• _What is required_
As the answer, give every line of the records that includes the word "phẩm".
START Data for this task
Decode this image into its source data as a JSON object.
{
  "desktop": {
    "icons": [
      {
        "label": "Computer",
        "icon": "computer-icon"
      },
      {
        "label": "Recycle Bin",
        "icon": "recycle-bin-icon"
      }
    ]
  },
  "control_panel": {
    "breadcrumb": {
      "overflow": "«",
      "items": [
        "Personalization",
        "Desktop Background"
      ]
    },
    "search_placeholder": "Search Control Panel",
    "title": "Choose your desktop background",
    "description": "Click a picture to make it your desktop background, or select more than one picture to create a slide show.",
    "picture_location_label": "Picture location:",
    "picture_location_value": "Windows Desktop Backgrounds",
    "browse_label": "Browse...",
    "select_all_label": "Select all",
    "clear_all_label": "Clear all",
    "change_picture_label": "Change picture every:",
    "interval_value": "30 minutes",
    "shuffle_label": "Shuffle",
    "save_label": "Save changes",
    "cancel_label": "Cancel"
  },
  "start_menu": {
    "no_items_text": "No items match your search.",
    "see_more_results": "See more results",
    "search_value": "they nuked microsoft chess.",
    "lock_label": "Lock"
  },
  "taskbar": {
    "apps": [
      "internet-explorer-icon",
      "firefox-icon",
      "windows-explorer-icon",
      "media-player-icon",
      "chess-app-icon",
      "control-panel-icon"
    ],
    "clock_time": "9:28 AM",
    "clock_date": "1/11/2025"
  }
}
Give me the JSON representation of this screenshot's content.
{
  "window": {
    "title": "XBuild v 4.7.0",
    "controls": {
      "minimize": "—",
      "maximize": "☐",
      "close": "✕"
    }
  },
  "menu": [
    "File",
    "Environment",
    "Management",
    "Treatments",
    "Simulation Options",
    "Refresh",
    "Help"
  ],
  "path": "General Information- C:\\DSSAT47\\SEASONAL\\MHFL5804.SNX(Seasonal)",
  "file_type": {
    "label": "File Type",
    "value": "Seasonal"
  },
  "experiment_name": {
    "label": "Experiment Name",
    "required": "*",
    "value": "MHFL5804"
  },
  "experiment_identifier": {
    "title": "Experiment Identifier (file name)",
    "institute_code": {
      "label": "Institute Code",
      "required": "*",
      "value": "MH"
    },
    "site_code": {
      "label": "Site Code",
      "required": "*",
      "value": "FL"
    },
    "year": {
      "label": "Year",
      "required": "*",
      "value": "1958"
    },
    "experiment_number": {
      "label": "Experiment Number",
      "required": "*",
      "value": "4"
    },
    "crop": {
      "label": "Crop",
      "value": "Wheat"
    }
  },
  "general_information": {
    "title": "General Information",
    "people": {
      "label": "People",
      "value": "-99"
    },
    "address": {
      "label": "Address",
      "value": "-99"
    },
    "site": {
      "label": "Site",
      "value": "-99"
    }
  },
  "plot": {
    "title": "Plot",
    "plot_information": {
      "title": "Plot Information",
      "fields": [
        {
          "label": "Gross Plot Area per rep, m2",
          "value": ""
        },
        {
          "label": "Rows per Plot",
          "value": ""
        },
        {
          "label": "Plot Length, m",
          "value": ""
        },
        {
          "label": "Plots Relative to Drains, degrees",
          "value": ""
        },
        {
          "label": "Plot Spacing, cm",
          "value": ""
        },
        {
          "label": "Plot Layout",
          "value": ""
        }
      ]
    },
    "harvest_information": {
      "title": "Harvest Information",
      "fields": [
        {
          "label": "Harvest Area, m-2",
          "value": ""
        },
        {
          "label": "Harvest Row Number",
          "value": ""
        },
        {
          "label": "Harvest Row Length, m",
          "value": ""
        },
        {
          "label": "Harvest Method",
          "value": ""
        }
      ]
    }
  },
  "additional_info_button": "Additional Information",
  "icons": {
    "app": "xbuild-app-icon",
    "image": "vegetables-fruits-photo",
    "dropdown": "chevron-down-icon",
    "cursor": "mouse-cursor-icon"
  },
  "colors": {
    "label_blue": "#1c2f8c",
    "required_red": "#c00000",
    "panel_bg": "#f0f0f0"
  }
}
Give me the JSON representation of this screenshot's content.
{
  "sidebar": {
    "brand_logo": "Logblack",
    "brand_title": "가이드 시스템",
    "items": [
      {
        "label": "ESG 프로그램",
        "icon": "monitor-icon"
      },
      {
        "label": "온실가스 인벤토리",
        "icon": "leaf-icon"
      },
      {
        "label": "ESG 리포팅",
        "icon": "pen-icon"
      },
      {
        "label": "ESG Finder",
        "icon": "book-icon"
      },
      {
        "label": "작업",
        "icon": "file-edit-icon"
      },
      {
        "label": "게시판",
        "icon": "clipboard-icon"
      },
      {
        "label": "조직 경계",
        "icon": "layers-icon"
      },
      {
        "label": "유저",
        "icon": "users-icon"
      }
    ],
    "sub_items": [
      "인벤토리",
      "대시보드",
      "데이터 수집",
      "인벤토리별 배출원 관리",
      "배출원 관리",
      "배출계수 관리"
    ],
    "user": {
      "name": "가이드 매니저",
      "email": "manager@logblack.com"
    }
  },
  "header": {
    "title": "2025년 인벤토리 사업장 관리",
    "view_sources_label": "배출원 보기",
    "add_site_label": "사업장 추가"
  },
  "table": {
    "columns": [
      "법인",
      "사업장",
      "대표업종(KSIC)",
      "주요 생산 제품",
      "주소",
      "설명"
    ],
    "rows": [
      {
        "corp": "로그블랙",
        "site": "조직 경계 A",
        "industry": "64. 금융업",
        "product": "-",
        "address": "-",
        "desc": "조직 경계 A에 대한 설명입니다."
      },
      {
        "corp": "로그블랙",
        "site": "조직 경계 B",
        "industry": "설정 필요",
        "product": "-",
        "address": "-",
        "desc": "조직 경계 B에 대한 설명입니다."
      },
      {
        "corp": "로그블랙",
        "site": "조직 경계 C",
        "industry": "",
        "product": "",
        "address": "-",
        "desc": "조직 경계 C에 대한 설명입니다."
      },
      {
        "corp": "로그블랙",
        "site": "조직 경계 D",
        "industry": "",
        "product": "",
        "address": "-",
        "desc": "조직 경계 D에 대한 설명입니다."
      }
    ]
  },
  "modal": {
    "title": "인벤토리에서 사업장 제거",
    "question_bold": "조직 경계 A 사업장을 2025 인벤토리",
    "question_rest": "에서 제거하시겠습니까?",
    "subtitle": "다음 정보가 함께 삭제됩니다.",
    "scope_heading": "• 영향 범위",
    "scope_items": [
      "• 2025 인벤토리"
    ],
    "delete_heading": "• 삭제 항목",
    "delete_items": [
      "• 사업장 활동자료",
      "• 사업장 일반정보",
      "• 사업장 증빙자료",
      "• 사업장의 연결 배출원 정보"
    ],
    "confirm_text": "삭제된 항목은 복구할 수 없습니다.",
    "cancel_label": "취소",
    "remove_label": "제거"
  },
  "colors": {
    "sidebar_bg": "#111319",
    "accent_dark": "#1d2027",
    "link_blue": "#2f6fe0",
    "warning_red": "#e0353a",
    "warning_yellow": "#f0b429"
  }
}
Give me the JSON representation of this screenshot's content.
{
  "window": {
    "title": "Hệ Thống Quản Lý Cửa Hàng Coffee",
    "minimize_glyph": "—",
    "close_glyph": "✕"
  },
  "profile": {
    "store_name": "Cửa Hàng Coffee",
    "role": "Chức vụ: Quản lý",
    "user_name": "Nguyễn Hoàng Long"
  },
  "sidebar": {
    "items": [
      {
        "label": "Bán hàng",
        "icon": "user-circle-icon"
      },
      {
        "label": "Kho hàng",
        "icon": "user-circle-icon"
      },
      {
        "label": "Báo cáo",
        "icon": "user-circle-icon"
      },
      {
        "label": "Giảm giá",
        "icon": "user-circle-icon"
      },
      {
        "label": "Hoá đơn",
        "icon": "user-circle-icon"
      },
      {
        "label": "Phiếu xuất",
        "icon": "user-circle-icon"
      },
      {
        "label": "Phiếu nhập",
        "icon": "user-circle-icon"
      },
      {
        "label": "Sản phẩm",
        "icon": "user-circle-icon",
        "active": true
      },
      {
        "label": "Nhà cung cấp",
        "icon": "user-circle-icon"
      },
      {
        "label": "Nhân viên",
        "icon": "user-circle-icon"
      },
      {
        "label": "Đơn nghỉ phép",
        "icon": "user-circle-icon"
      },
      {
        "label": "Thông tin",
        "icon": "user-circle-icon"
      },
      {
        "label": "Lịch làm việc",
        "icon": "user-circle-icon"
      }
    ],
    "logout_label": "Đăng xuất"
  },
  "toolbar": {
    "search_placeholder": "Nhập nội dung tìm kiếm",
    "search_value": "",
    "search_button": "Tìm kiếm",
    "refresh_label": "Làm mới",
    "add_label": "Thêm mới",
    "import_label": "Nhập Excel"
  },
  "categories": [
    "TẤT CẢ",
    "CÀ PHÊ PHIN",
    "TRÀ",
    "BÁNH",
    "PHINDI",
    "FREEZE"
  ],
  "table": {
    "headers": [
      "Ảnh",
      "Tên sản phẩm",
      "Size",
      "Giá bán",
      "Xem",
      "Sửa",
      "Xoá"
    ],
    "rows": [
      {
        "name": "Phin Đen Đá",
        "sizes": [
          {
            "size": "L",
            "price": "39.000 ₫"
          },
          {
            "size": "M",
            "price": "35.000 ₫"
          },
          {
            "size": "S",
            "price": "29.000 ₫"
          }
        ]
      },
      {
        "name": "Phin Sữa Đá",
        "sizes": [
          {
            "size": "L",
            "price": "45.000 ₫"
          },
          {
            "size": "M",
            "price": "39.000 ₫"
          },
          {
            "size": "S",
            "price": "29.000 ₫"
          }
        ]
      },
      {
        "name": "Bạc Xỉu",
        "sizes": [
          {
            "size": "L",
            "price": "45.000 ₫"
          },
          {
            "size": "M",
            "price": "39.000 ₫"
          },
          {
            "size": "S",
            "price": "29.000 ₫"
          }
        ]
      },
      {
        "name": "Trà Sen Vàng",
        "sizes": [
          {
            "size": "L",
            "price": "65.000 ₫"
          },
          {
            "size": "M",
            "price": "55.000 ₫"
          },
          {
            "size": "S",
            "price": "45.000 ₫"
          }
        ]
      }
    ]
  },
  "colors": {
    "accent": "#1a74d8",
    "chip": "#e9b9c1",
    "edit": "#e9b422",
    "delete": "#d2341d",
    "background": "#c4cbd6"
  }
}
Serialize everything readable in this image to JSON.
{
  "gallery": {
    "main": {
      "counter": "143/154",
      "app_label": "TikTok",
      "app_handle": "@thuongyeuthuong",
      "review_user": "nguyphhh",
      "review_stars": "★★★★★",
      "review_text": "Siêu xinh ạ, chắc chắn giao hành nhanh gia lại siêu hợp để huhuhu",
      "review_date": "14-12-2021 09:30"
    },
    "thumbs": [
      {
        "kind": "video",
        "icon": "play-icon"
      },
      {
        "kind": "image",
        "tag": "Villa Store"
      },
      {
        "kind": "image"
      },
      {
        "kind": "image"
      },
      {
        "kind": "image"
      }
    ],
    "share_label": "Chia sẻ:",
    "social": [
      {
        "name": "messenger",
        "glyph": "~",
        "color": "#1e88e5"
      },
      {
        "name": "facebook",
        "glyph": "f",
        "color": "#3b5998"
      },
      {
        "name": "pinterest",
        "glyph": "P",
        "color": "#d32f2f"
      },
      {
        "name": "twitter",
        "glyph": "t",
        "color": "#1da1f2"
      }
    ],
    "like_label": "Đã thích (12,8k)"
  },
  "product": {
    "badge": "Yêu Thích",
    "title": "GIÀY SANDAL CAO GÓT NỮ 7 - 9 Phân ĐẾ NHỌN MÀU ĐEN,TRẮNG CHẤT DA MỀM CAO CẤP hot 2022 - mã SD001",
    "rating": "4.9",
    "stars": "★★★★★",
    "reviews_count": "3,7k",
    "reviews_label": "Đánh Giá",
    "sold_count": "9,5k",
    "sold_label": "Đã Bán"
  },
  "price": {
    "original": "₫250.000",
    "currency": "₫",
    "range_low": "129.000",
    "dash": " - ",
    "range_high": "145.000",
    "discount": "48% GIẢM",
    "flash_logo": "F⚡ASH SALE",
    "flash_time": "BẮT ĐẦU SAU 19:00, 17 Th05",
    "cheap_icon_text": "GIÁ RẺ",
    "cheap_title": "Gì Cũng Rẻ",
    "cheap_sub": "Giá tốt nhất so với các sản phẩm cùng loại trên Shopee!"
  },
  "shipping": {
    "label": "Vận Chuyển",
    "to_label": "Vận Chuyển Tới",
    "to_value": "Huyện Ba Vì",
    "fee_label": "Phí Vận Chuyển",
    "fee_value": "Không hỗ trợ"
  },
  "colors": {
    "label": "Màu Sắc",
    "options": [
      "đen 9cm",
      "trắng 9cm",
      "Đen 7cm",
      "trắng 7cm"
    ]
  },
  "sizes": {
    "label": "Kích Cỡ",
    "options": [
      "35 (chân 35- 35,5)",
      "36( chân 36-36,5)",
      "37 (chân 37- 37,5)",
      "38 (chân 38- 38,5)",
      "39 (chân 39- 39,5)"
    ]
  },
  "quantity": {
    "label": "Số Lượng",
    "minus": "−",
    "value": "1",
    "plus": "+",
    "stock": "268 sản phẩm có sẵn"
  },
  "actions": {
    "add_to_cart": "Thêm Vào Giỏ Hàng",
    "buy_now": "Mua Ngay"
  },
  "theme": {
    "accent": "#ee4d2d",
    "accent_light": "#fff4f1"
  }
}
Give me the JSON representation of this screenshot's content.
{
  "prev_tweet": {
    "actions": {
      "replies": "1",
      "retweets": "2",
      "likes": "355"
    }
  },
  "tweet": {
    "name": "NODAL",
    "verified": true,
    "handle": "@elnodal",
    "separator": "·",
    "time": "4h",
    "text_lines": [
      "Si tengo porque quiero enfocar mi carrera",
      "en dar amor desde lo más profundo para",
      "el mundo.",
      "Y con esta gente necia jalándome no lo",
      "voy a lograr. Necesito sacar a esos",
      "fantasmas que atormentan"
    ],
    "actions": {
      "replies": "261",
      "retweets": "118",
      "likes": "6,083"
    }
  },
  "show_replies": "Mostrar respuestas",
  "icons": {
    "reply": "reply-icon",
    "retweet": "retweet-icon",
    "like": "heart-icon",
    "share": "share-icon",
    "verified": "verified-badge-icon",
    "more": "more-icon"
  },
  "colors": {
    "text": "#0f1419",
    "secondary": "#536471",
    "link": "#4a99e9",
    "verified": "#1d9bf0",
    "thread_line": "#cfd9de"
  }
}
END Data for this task
• _The answer_
        "label": "Sản phẩm",
      "Tên sản phẩm",
    "cheap_sub": "Giá tốt nhất so với các sản phẩm cùng loại trên Shopee!"
    "stock": "268 sản phẩm có sẵn"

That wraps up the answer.